### [Given data]
▽
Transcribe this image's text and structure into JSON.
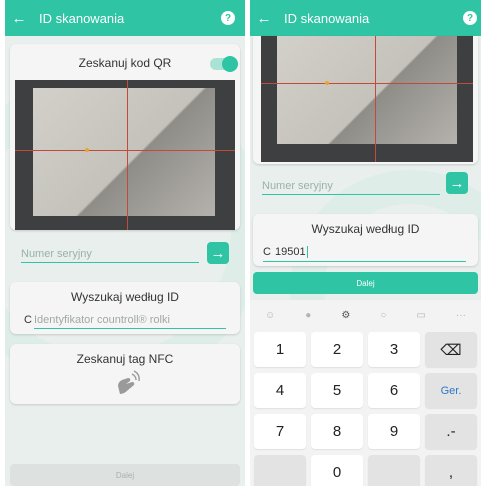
{
  "left": {
    "appbar": {
      "title": "ID skanowania",
      "back_icon": "←",
      "help_icon": "?"
    },
    "qr": {
      "label": "Zeskanuj kod QR",
      "toggle_on": true
    },
    "serial": {
      "placeholder": "Numer seryjny",
      "arrow_icon": "→"
    },
    "search": {
      "heading": "Wyszukaj według ID",
      "prefix": "C",
      "placeholder": "Identyfikator countroll® rolki"
    },
    "nfc": {
      "heading": "Zeskanuj tag NFC",
      "icon": "nfc-icon"
    },
    "next": {
      "label": "Dalej",
      "enabled": false
    }
  },
  "right": {
    "appbar": {
      "title": "ID skanowania",
      "back_icon": "←",
      "help_icon": "?"
    },
    "serial": {
      "placeholder": "Numer seryjny",
      "arrow_icon": "→"
    },
    "search": {
      "heading": "Wyszukaj według ID",
      "prefix": "C",
      "value": "19501"
    },
    "next": {
      "label": "Dalej",
      "enabled": true
    },
    "keyboard": {
      "tools": [
        "☺",
        "●",
        "⚙",
        "○",
        "▭",
        "···"
      ],
      "keys": [
        "1",
        "2",
        "3",
        "⌫",
        "4",
        "5",
        "6",
        "Ger.",
        "7",
        "8",
        "9",
        ".-",
        "",
        "0",
        "",
        ","
      ]
    }
  },
  "colors": {
    "accent": "#2ec4a4",
    "background": "#e9efed",
    "card": "#f5f5f5"
  }
}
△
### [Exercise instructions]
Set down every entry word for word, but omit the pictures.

### [Response area]
Transcribe this image's text and structure into JSON.
{
  "left": {
    "appbar": {
      "title": "ID skanowania",
      "back_icon": "←",
      "help_icon": "?"
    },
    "qr": {
      "label": "Zeskanuj kod QR",
      "toggle_on": true
    },
    "serial": {
      "placeholder": "Numer seryjny",
      "arrow_icon": "→"
    },
    "search": {
      "heading": "Wyszukaj według ID",
      "prefix": "C",
      "placeholder": "Identyfikator countroll® rolki"
    },
    "nfc": {
      "heading": "Zeskanuj tag NFC",
      "icon": "nfc-icon"
    },
    "next": {
      "label": "Dalej",
      "enabled": false
    }
  },
  "right": {
    "appbar": {
      "title": "ID skanowania",
      "back_icon": "←",
      "help_icon": "?"
    },
    "serial": {
      "placeholder": "Numer seryjny",
      "arrow_icon": "→"
    },
    "search": {
      "heading": "Wyszukaj według ID",
      "prefix": "C",
      "value": "19501"
    },
    "next": {
      "label": "Dalej",
      "enabled": true
    },
    "keyboard": {
      "tools": [
        "☺",
        "●",
        "⚙",
        "○",
        "▭",
        "···"
      ],
      "keys": [
        "1",
        "2",
        "3",
        "⌫",
        "4",
        "5",
        "6",
        "Ger.",
        "7",
        "8",
        "9",
        ".-",
        "",
        "0",
        "",
        ","
      ]
    }
  },
  "colors": {
    "accent": "#2ec4a4",
    "background": "#e9efed",
    "card": "#f5f5f5"
  }
}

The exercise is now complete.